I have been blogging for more than year. I blogged here until now since I started: Umer Toor Blog. Unfortunately, some unfortunate person hacked it. I view that incident as not a sad one, although most, usual bloggers ‘lesser mortals’ are often too emotionally attached to something as virtual as a self-journal on internet; rather it has allowed to me take a break, stop and think about blogging itself.
What make our blogging useful for us, even if its too personal? It has to be beneficial to oneself at least as we don’t just want to be entertainers who waste others time as well. I know i’m ‘talking to walls’ as this blog is new, but whoever reads it is requested to please answer: How do I do blogging, in which way should I approach it that serves as beneficial to my life, and help expand my life’s learning curve (i just invented it) as well? The subject-matters i’m interested in are: An objective examination of life, of higher principles, to know thyself; Education philosophy; seeing Orient and particularly Islam from our own eyes not from western eyes, so readily available in our pseudo-universities; Modernity, its historical roots and causes, and its implications for Orient – sort of Occidentalism; TV studies; Taming the bewildered, restless, pointless youth (that means taming myself first); Perspectives on marriage.

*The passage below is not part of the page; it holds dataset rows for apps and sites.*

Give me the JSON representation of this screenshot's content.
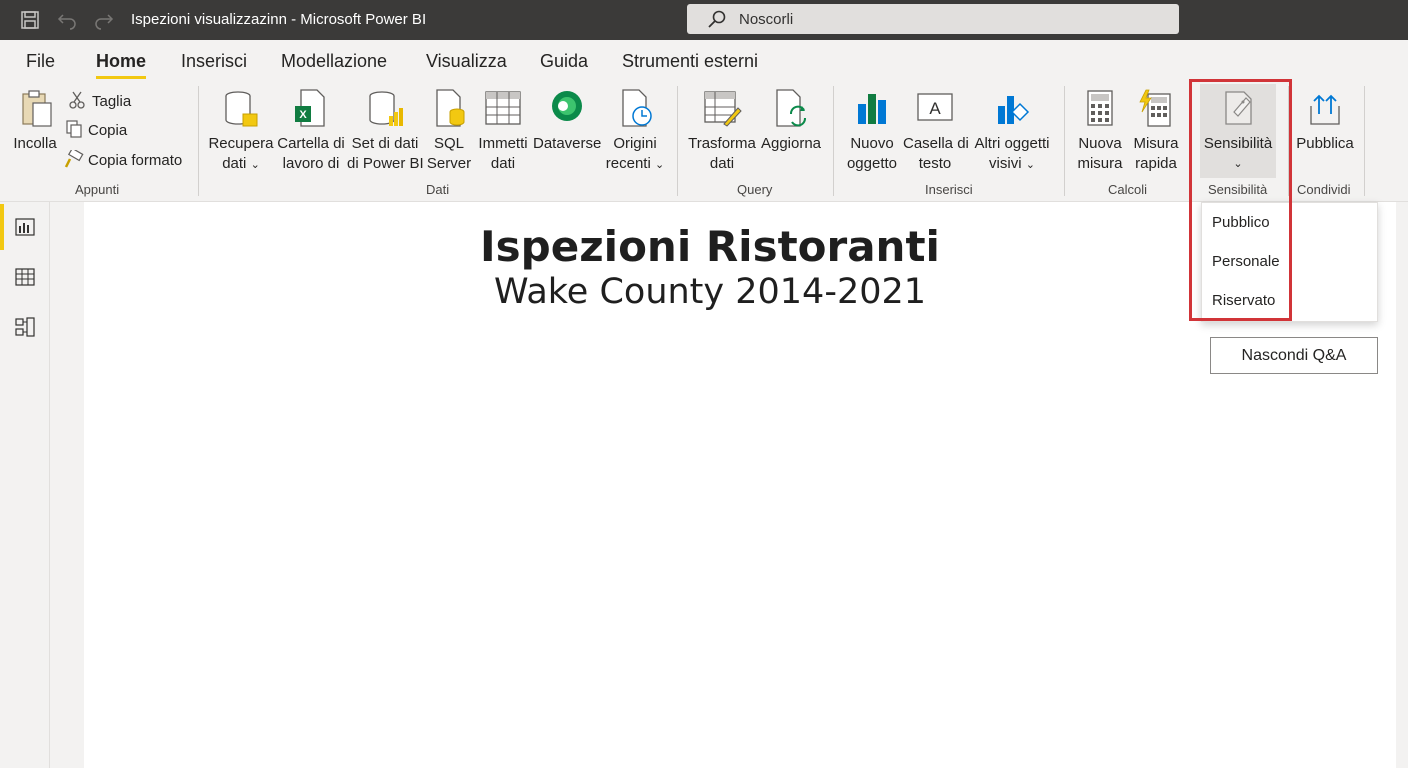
{
  "titlebar": {
    "title": "Ispezioni visualizzazinn  -  Microsoft Power BI",
    "save_icon": "save-icon",
    "undo_icon": "undo-icon",
    "redo_icon": "redo-icon"
  },
  "search": {
    "placeholder": "Noscorli"
  },
  "tabs": [
    {
      "label": "File"
    },
    {
      "label": "Home",
      "active": true
    },
    {
      "label": "Inserisci"
    },
    {
      "label": "Modellazione"
    },
    {
      "label": "Visualizza"
    },
    {
      "label": "Guida"
    },
    {
      "label": "Strumenti esterni"
    }
  ],
  "ribbon": {
    "appunti": {
      "group_label": "Appunti",
      "incolla": "Incolla",
      "taglia": "Taglia",
      "copia": "Copia",
      "copia_formato": "Copia formato"
    },
    "dati": {
      "group_label": "Dati",
      "recupera_1": "Recupera",
      "recupera_2": "dati",
      "cartella_1": "Cartella di",
      "cartella_2": "lavoro di",
      "set_1": "Set di dati",
      "set_2": "di Power BI",
      "sql_1": "SQL",
      "sql_2": "Server",
      "immetti_1": "Immetti",
      "immetti_2": "dati",
      "dataverse": "Dataverse",
      "origini_1": "Origini",
      "origini_2": "recenti"
    },
    "query": {
      "group_label": "Query",
      "trasforma_1": "Trasforma",
      "trasforma_2": "dati",
      "aggiorna": "Aggiorna"
    },
    "inserisci": {
      "group_label": "Inserisci",
      "nuovo_1": "Nuovo",
      "nuovo_2": "oggetto",
      "casella_1": "Casella di",
      "casella_2": "testo",
      "altri_1": "Altri oggetti",
      "altri_2": "visivi"
    },
    "calcoli": {
      "group_label": "Calcoli",
      "nuova_1": "Nuova",
      "nuova_2": "misura",
      "misura_1": "Misura",
      "misura_2": "rapida"
    },
    "sensibilita": {
      "group_label": "Sensibilità",
      "button": "Sensibilità"
    },
    "condividi": {
      "group_label": "Condividi",
      "pubblica": "Pubblica"
    }
  },
  "sensitivity_menu": {
    "items": [
      {
        "label": "Pubblico"
      },
      {
        "label": "Personale"
      },
      {
        "label": "Riservato"
      }
    ]
  },
  "leftnav": {
    "items": [
      "report-view-icon",
      "data-view-icon",
      "model-view-icon"
    ]
  },
  "report": {
    "title": "Ispezioni Ristoranti",
    "subtitle": "Wake County 2014-2021",
    "qa_button": "Nascondi Q&A"
  },
  "colors": {
    "titlebar_bg": "#3b3a39",
    "accent_yellow": "#f2c811",
    "highlight_red": "#d13438"
  }
}
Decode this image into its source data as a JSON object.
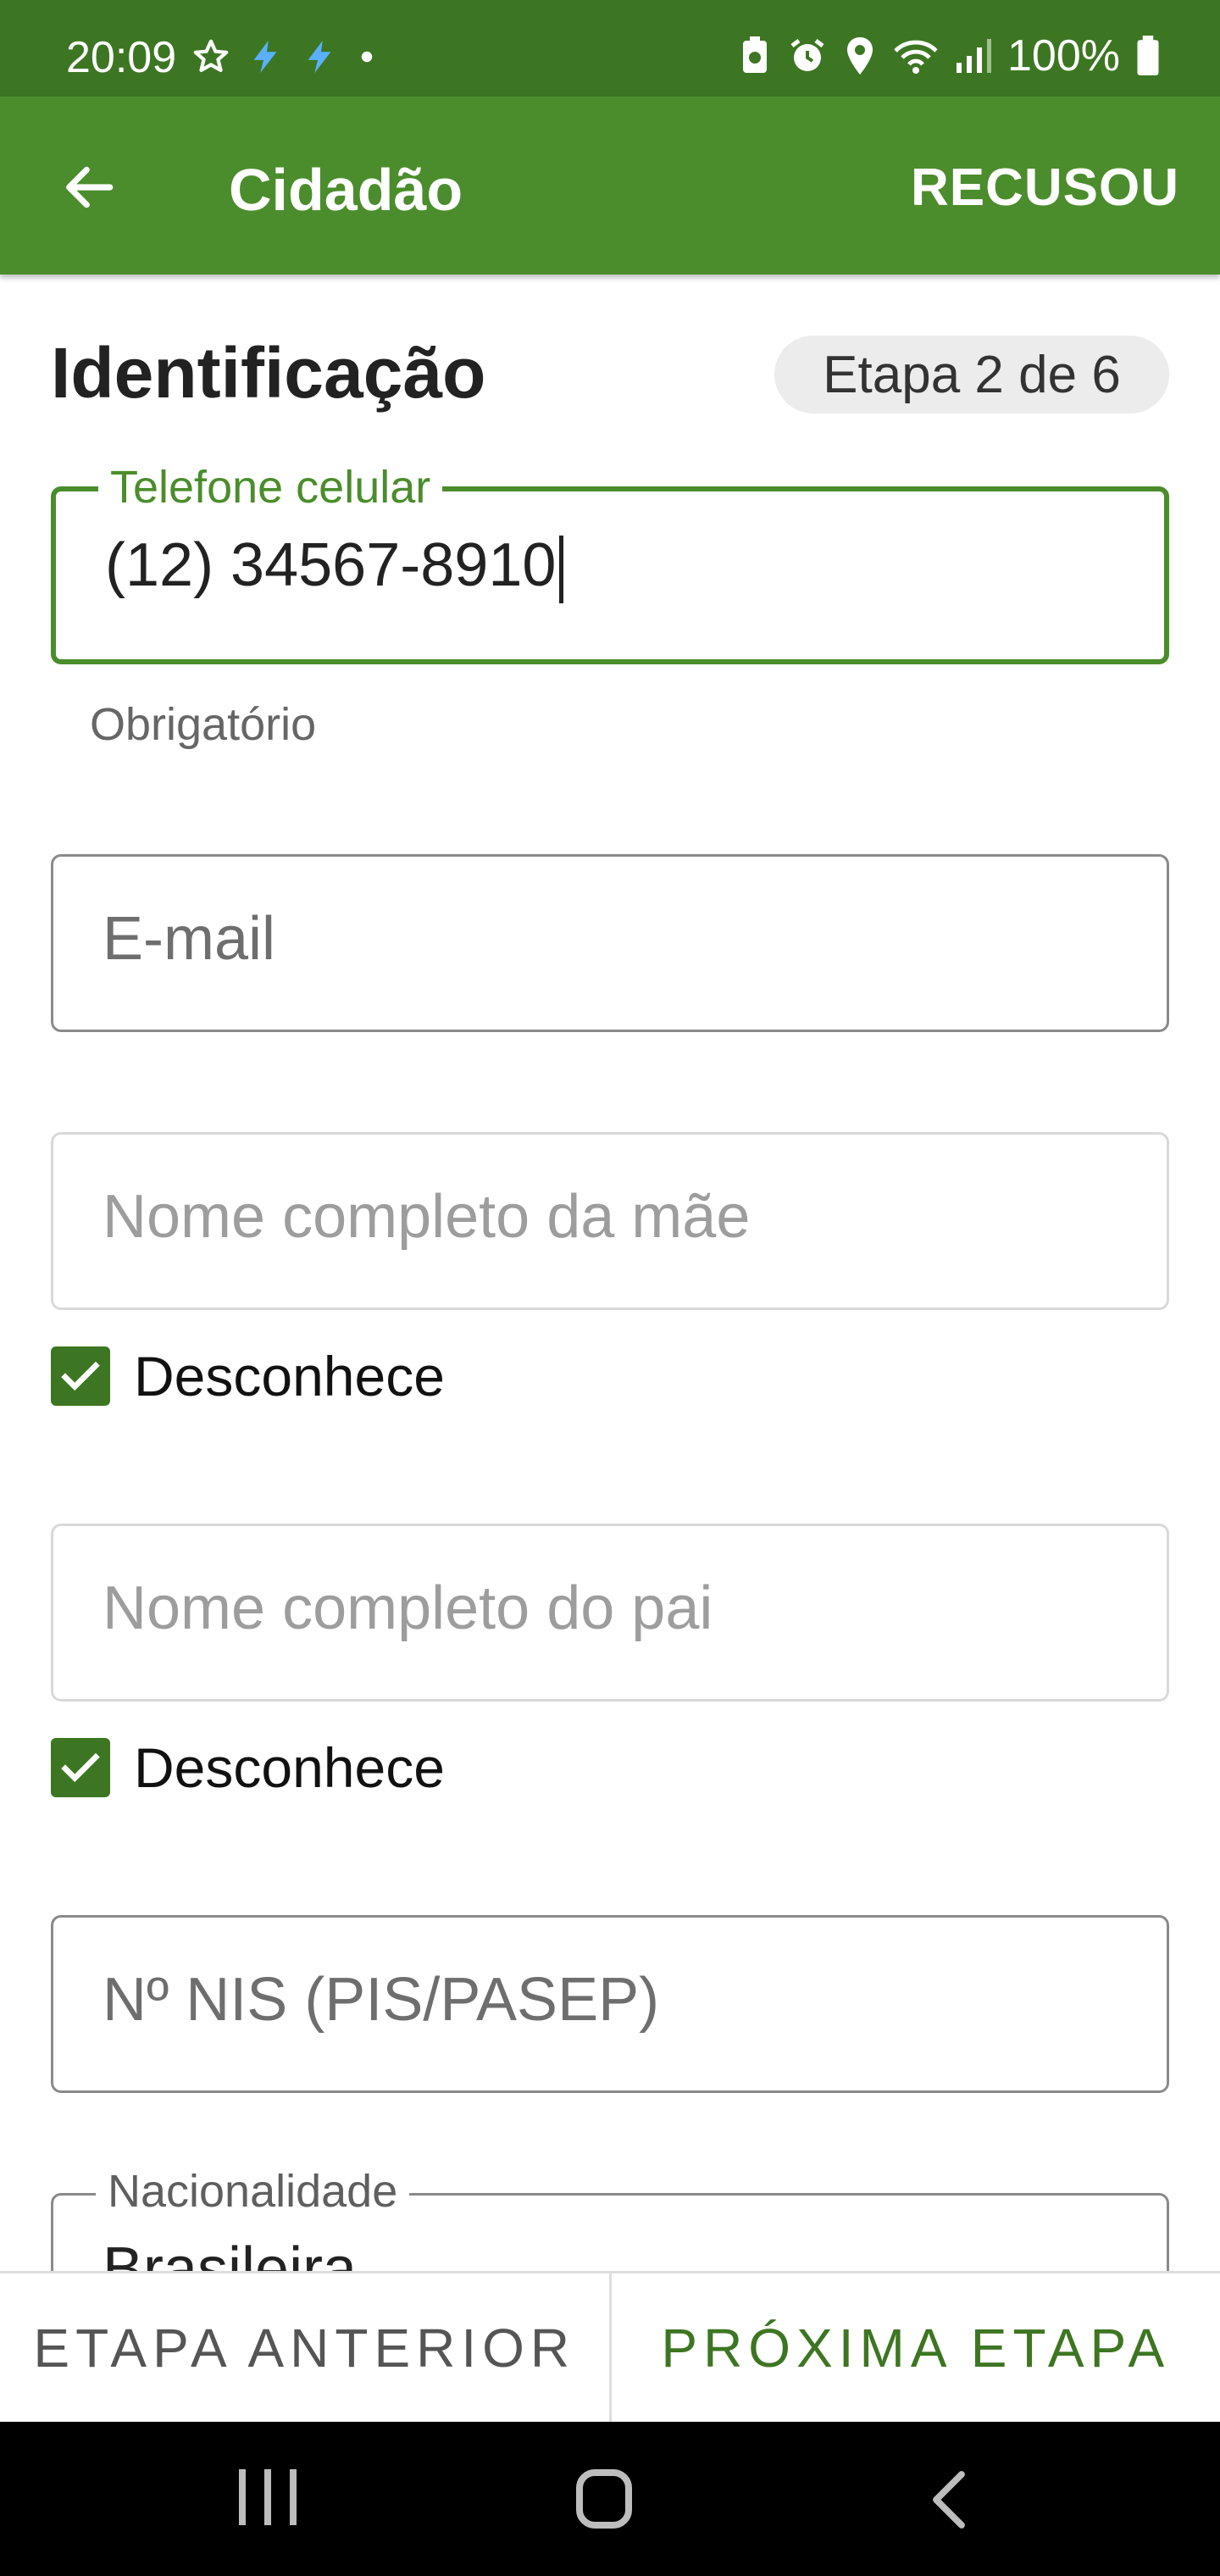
{
  "status_bar": {
    "time": "20:09",
    "battery_percent": "100%",
    "left_icons": [
      "star-icon",
      "bolt-icon",
      "bolt-icon",
      "dot-icon"
    ],
    "right_icons": [
      "battery-saver-icon",
      "alarm-icon",
      "location-icon",
      "wifi-icon",
      "signal-icon",
      "battery-icon"
    ]
  },
  "app_bar": {
    "title": "Cidadão",
    "action_label": "RECUSOU",
    "background": "#4b8d2c"
  },
  "section": {
    "title": "Identificação",
    "step_label": "Etapa 2 de 6"
  },
  "fields": {
    "phone": {
      "label": "Telefone celular",
      "value": "(12) 34567-8910",
      "helper": "Obrigatório"
    },
    "email": {
      "placeholder": "E-mail"
    },
    "mother_name": {
      "placeholder": "Nome completo da mãe",
      "unknown_label": "Desconhece",
      "unknown_checked": true
    },
    "father_name": {
      "placeholder": "Nome completo do pai",
      "unknown_label": "Desconhece",
      "unknown_checked": true
    },
    "nis": {
      "placeholder": "Nº NIS (PIS/PASEP)"
    },
    "nationality": {
      "label": "Nacionalidade",
      "value": "Brasileira"
    }
  },
  "actions": {
    "prev_label": "ETAPA ANTERIOR",
    "next_label": "PRÓXIMA ETAPA"
  },
  "colors": {
    "primary": "#4b8d2c",
    "status_bar": "#3d7622",
    "checkbox": "#3d7622"
  }
}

What do you say? How do I write to get best from audience, good enough to be incorporated in one’s thought-process, and implemented in action as well? How?
‘O Allah! make me very small in my eyes; make me elevated in eyes of others’.
I’m involved in a project of a new public school. Of course, i’d love to learn and add some aspects of American education system, if they conform to our world-view. Fareed Zakaria in this interview has focused more on the problems and challenges an American system is facing.